#### [WORK TO BE COMPLETED]
Work through the data below and give the number of lines holding "time", nothing more.

*** EXERCISE INPUTS

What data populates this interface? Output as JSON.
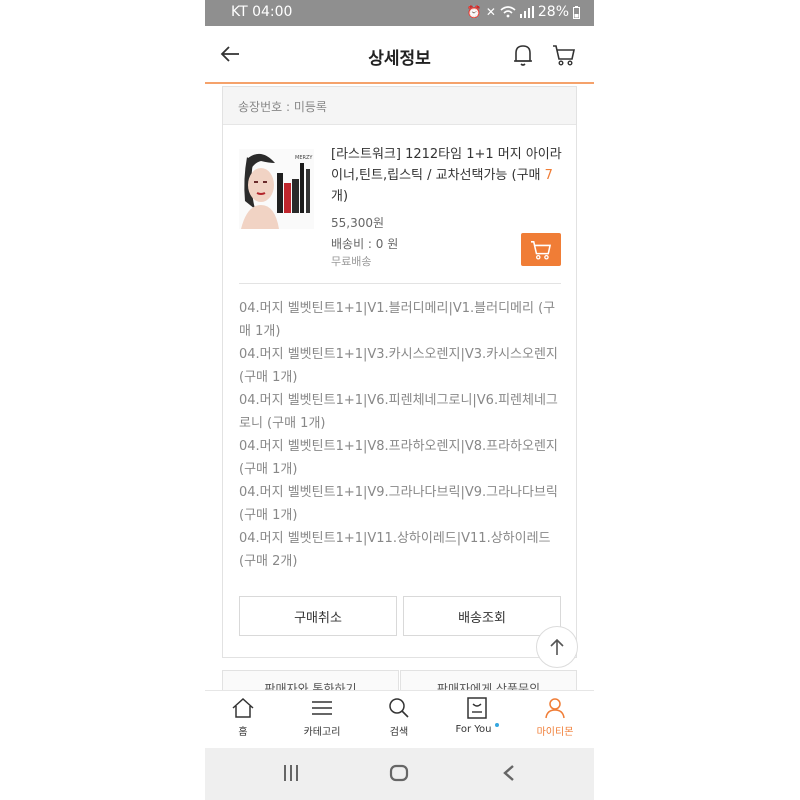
{
  "status_bar": {
    "carrier": "KT",
    "time": "04:00",
    "icons": [
      "alarm-icon",
      "mute-icon",
      "wifi-icon",
      "signal-icon"
    ],
    "battery": "28%"
  },
  "header": {
    "title": "상세정보",
    "icons": [
      "back-arrow-icon",
      "bell-icon",
      "cart-icon"
    ]
  },
  "order": {
    "invoice": "송장번호 : 미등록",
    "product": {
      "name": "[라스트워크] 1212타임 1+1 머지 아이라이너,틴트,립스틱 / 교차선택가능 (구매 ",
      "qty": "7",
      "name_end": "개)",
      "price": "55,300원",
      "shipping_fee": "배송비 : 0 원",
      "shipping_type": "무료배송"
    },
    "options": [
      "04.머지 벨벳틴트1+1|V1.블러디메리|V1.블러디메리 (구매 1개)",
      "04.머지 벨벳틴트1+1|V3.카시스오렌지|V3.카시스오렌지 (구매 1개)",
      "04.머지 벨벳틴트1+1|V6.피렌체네그로니|V6.피렌체네그로니 (구매 1개)",
      "04.머지 벨벳틴트1+1|V8.프라하오렌지|V8.프라하오렌지 (구매 1개)",
      "04.머지 벨벳틴트1+1|V9.그라나다브릭|V9.그라나다브릭 (구매 1개)",
      "04.머지 벨벳틴트1+1|V11.상하이레드|V11.상하이레드 (구매 2개)"
    ],
    "buttons": {
      "cancel": "구매취소",
      "track": "배송조회"
    },
    "seller_buttons": {
      "call": "판매자와 통화하기",
      "ask": "판매자에게 상품문의"
    }
  },
  "bottom_nav": [
    {
      "label": "홈",
      "icon": "home-icon"
    },
    {
      "label": "카테고리",
      "icon": "menu-icon"
    },
    {
      "label": "검색",
      "icon": "search-icon"
    },
    {
      "label": "For You",
      "icon": "for-you-icon"
    },
    {
      "label": "마이티몬",
      "icon": "person-icon"
    }
  ],
  "colors": {
    "accent": "#f07d36",
    "status_bar": "#8f8f8f",
    "header_border": "#f5a26b"
  }
}
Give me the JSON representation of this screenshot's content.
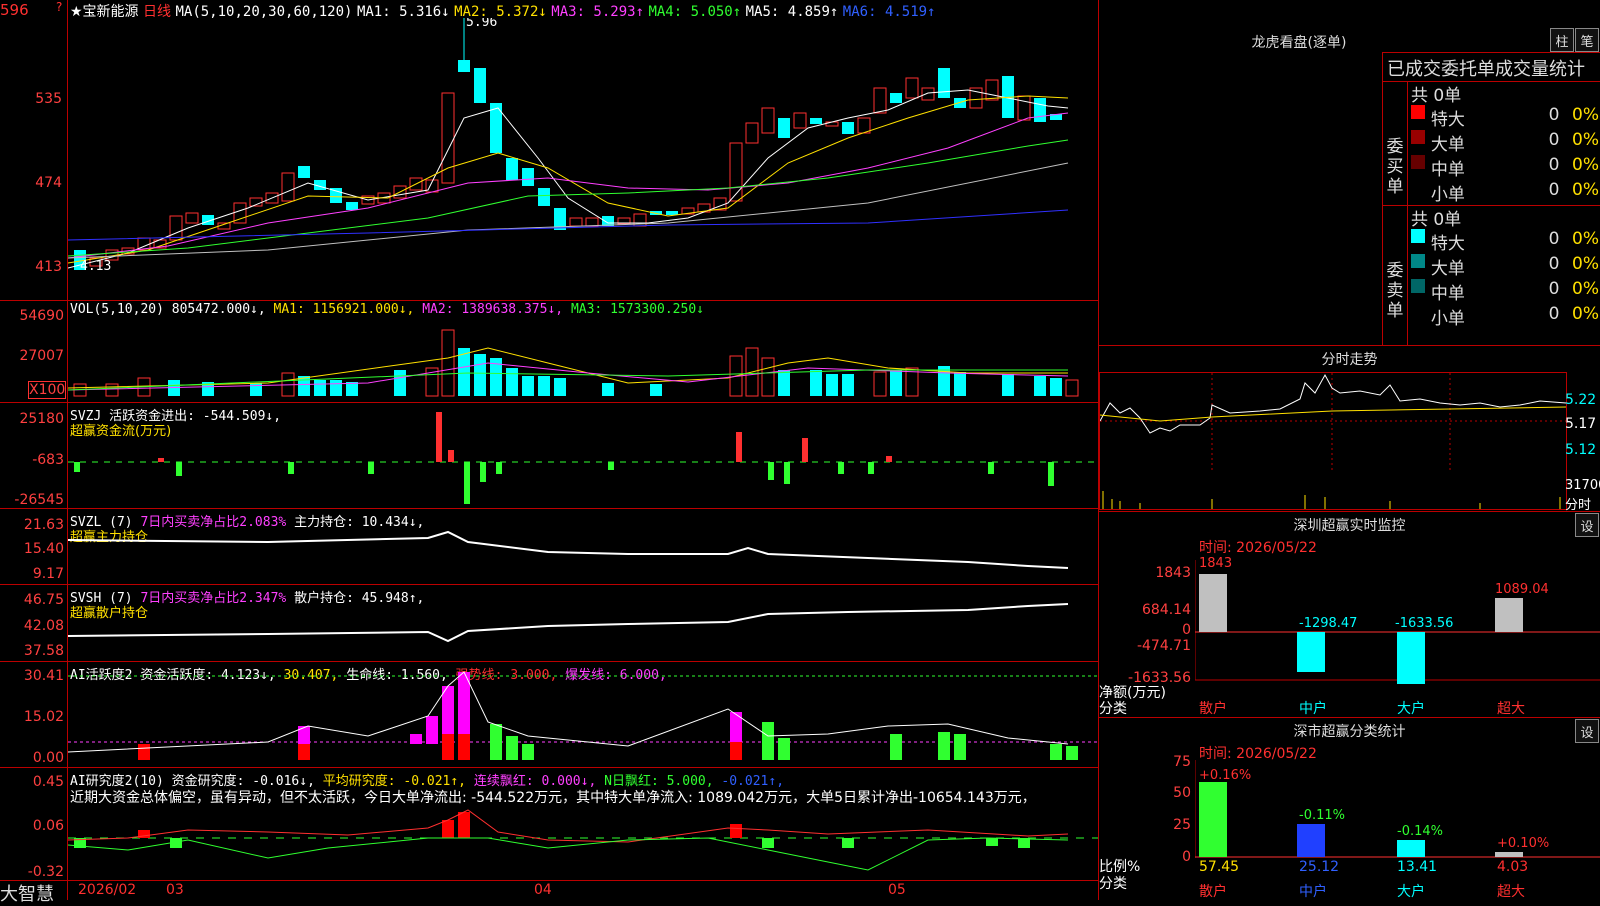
{
  "stock": {
    "name": "★宝新能源",
    "period": "日线",
    "ma_header": "MA(5,10,20,30,60,120)",
    "ma1": "MA1: 5.316↓",
    "ma2": "MA2: 5.372↓",
    "ma3": "MA3: 5.293↑",
    "ma4": "MA4: 5.050↑",
    "ma5": "MA5: 4.859↑",
    "ma6": "MA6: 4.519↑",
    "high_label": "5.96",
    "low_label": "4.13",
    "price_axis": [
      "596",
      "535",
      "474",
      "413"
    ]
  },
  "vol": {
    "header": "VOL(5,10,20)",
    "value": "805472.000↓,",
    "ma1": "MA1: 1156921.000↓,",
    "ma2": "MA2: 1389638.375↓,",
    "ma3": "MA3: 1573300.250↓",
    "axis": [
      "54690",
      "27007",
      "X100"
    ]
  },
  "svzj": {
    "header": "SVZJ",
    "text": "活跃资金进出: -544.509↓,",
    "sub": "超赢资金流(万元)",
    "axis": [
      "25180",
      "-683",
      "-26545"
    ]
  },
  "svzl": {
    "header": "SVZL (7)",
    "text1": "7日内买卖净占比2.083%",
    "text2": "主力持仓: 10.434↓,",
    "sub": "超赢主力持仓",
    "axis": [
      "21.63",
      "15.40",
      "9.17"
    ]
  },
  "svsh": {
    "header": "SVSH (7)",
    "text1": "7日内买卖净占比2.347%",
    "text2": "散户持仓: 45.948↑,",
    "sub": "超赢散户持仓",
    "axis": [
      "46.75",
      "42.08",
      "37.58"
    ]
  },
  "ai1": {
    "header": "AI活跃度2",
    "t1": "资金活跃度: 4.123↓,",
    "t2": "30.407,",
    "t3": "生命线: 1.560,",
    "t4": "强势线: 3.000,",
    "t5": "爆发线: 6.000,",
    "axis": [
      "30.41",
      "15.02",
      "0.00"
    ]
  },
  "ai2": {
    "header": "AI研究度2(10)",
    "t1": "资金研究度: -0.016↓,",
    "t2": "平均研究度: -0.021↑,",
    "t3": "连续飘红: 0.000↓,",
    "t4": "N日飘红: 5.000,",
    "t5": "-0.021↑,",
    "summary": "近期大资金总体偏空，虽有异动，但不太活跃，今日大单净流出: -544.522万元，其中特大单净流入: 1089.042万元，大单5日累计净出-10654.143万元，",
    "axis": [
      "0.45",
      "0.06",
      "-0.32"
    ]
  },
  "date_axis": {
    "brand": "大智慧",
    "labels": [
      "2026/02",
      "03",
      "04",
      "05"
    ]
  },
  "dragon": {
    "title": "龙虎看盘(逐单)",
    "btn1": "柱",
    "btn2": "笔",
    "tabs": "已成交委托单成交量统计",
    "buy_label": "委买单",
    "sell_label": "委卖单",
    "buy_total": "共 0单",
    "sell_total": "共 0单",
    "buy_rows": [
      {
        "name": "特大",
        "count": "0",
        "pct": "0%",
        "color": "#ff0000"
      },
      {
        "name": "大单",
        "count": "0",
        "pct": "0%",
        "color": "#990000"
      },
      {
        "name": "中单",
        "count": "0",
        "pct": "0%",
        "color": "#660000"
      },
      {
        "name": "小单",
        "count": "0",
        "pct": "0%",
        "color": ""
      }
    ],
    "sell_rows": [
      {
        "name": "特大",
        "count": "0",
        "pct": "0%",
        "color": "#00ffff"
      },
      {
        "name": "大单",
        "count": "0",
        "pct": "0%",
        "color": "#008888"
      },
      {
        "name": "中单",
        "count": "0",
        "pct": "0%",
        "color": "#006666"
      },
      {
        "name": "小单",
        "count": "0",
        "pct": "0%",
        "color": ""
      }
    ]
  },
  "intraday": {
    "title": "分时走势",
    "axis": [
      "5.22",
      "5.17",
      "5.12"
    ],
    "vol_label": "31700",
    "vol_unit": "分时"
  },
  "monitor": {
    "title": "深圳超赢实时监控",
    "btn": "设",
    "time": "时间: 2026/05/22",
    "axis": [
      "1843",
      "684.14",
      "0",
      "-474.71",
      "-1633.56"
    ],
    "unit": "净额(万元)",
    "cat_label": "分类",
    "categories": [
      "散户",
      "中户",
      "大户",
      "超大"
    ],
    "values": [
      "1843",
      "-1298.47",
      "-1633.56",
      "1089.04"
    ]
  },
  "classify": {
    "title": "深市超赢分类统计",
    "btn": "设",
    "time": "时间: 2026/05/22",
    "axis": [
      "75",
      "50",
      "25",
      "0"
    ],
    "unit": "比例%",
    "cat_label": "分类",
    "categories": [
      "散户",
      "中户",
      "大户",
      "超大"
    ],
    "changes": [
      "+0.16%",
      "-0.11%",
      "-0.14%",
      "+0.10%"
    ],
    "values": [
      "57.45",
      "25.12",
      "13.41",
      "4.03"
    ]
  }
}
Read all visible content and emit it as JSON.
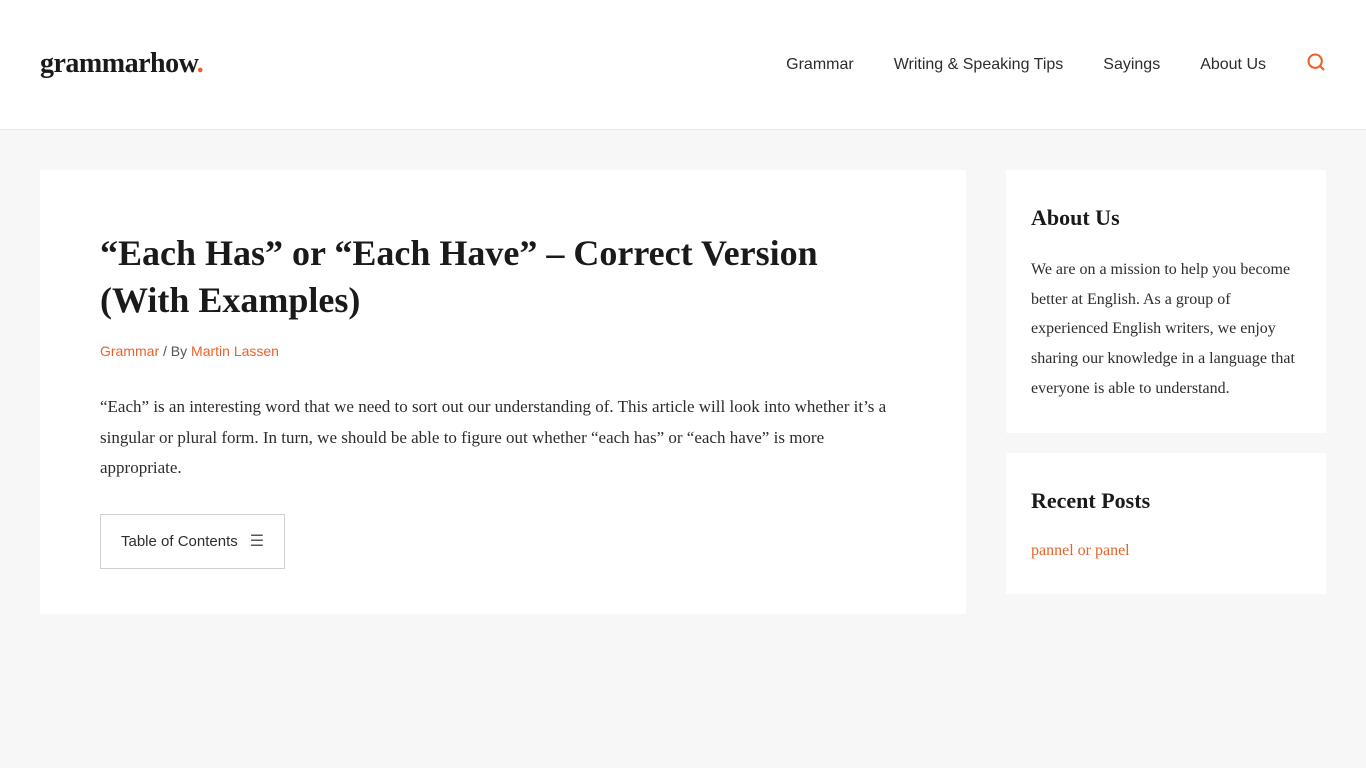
{
  "header": {
    "logo_text": "grammarhow",
    "logo_dot": ".",
    "nav_items": [
      {
        "label": "Grammar",
        "id": "grammar"
      },
      {
        "label": "Writing & Speaking Tips",
        "id": "writing-speaking-tips"
      },
      {
        "label": "Sayings",
        "id": "sayings"
      },
      {
        "label": "About Us",
        "id": "about-us"
      }
    ],
    "search_icon": "🔍"
  },
  "article": {
    "title": "“Each Has” or “Each Have” – Correct Version (With Examples)",
    "meta": {
      "category": "Grammar",
      "separator": " / By ",
      "author": "Martin Lassen"
    },
    "intro": "“Each” is an interesting word that we need to sort out our understanding of. This article will look into whether it’s a singular or plural form. In turn, we should be able to figure out whether “each has” or “each have” is more appropriate.",
    "toc": {
      "label": "Table of Contents",
      "icon": "☰"
    }
  },
  "sidebar": {
    "about_us": {
      "heading": "About Us",
      "text": "We are on a mission to help you become better at English. As a group of experienced English writers, we enjoy sharing our knowledge in a language that everyone is able to understand."
    },
    "recent_posts": {
      "heading": "Recent Posts",
      "link_text": "pannel or panel"
    }
  }
}
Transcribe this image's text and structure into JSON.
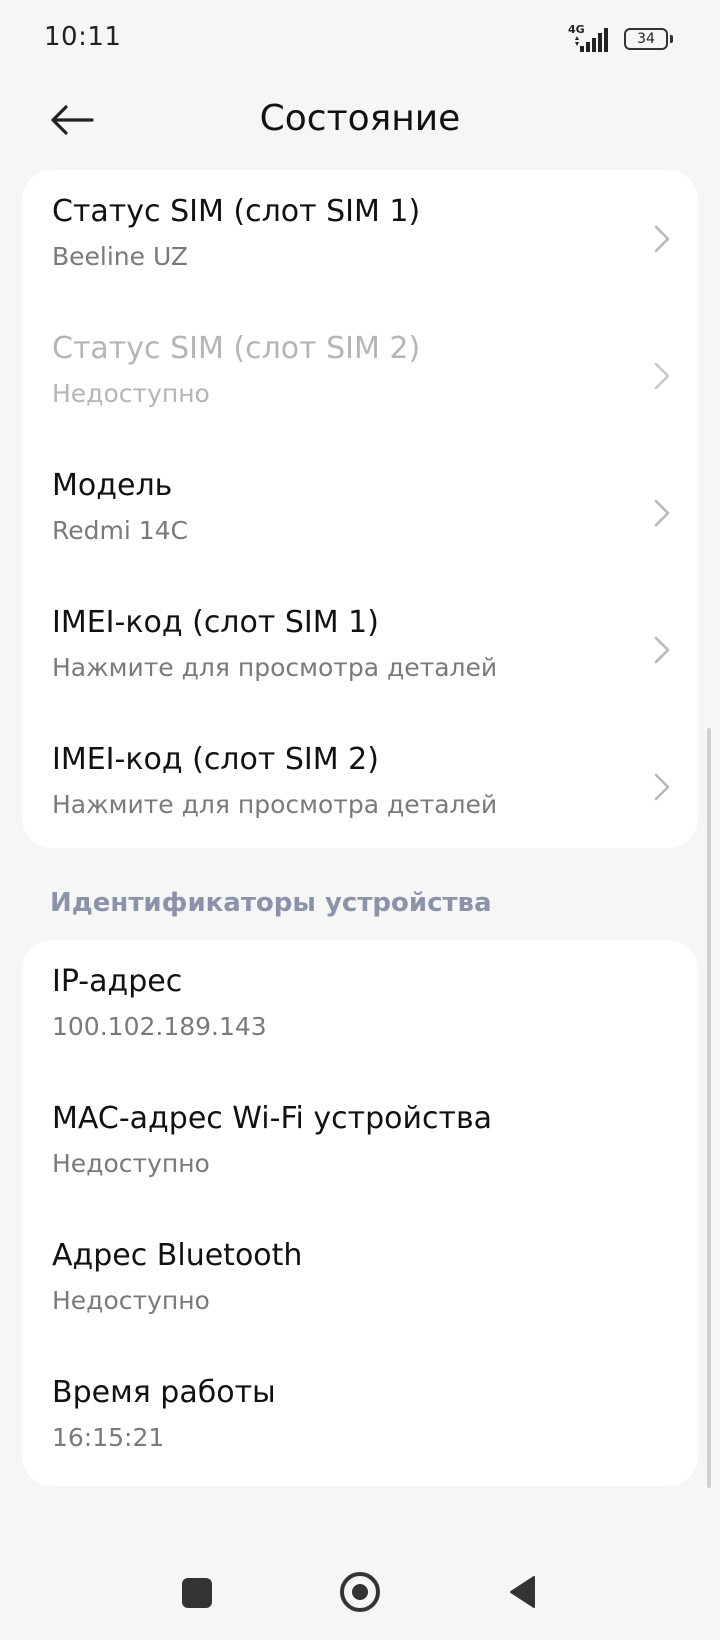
{
  "status_bar": {
    "time": "10:11",
    "network": "4G",
    "battery": "34"
  },
  "header": {
    "title": "Состояние",
    "back_icon": "arrow-left-icon"
  },
  "sim_card": {
    "items": [
      {
        "title": "Статус SIM (слот SIM 1)",
        "subtitle": "Beeline UZ",
        "enabled": true
      },
      {
        "title": "Статус SIM (слот SIM 2)",
        "subtitle": "Недоступно",
        "enabled": false
      },
      {
        "title": "Модель",
        "subtitle": "Redmi 14C",
        "enabled": true
      },
      {
        "title": "IMEI-код (слот SIM 1)",
        "subtitle": "Нажмите для просмотра деталей",
        "enabled": true
      },
      {
        "title": "IMEI-код (слот SIM 2)",
        "subtitle": "Нажмите для просмотра деталей",
        "enabled": true
      }
    ]
  },
  "identifiers": {
    "section_title": "Идентификаторы устройства",
    "items": [
      {
        "title": "IP-адрес",
        "subtitle": "100.102.189.143"
      },
      {
        "title": "MAC-адрес Wi-Fi устройства",
        "subtitle": "Недоступно"
      },
      {
        "title": "Адрес Bluetooth",
        "subtitle": "Недоступно"
      },
      {
        "title": "Время работы",
        "subtitle": "16:15:21"
      }
    ]
  },
  "colors": {
    "background": "#f6f6f6",
    "card": "#ffffff",
    "section_header": "#8a93a8",
    "secondary_text": "#7a7a7a",
    "disabled_text": "#b5b5b5"
  },
  "nav_bar": {
    "icons": [
      "recents-icon",
      "home-icon",
      "back-icon"
    ]
  }
}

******

#### [ANSWER BOX]
4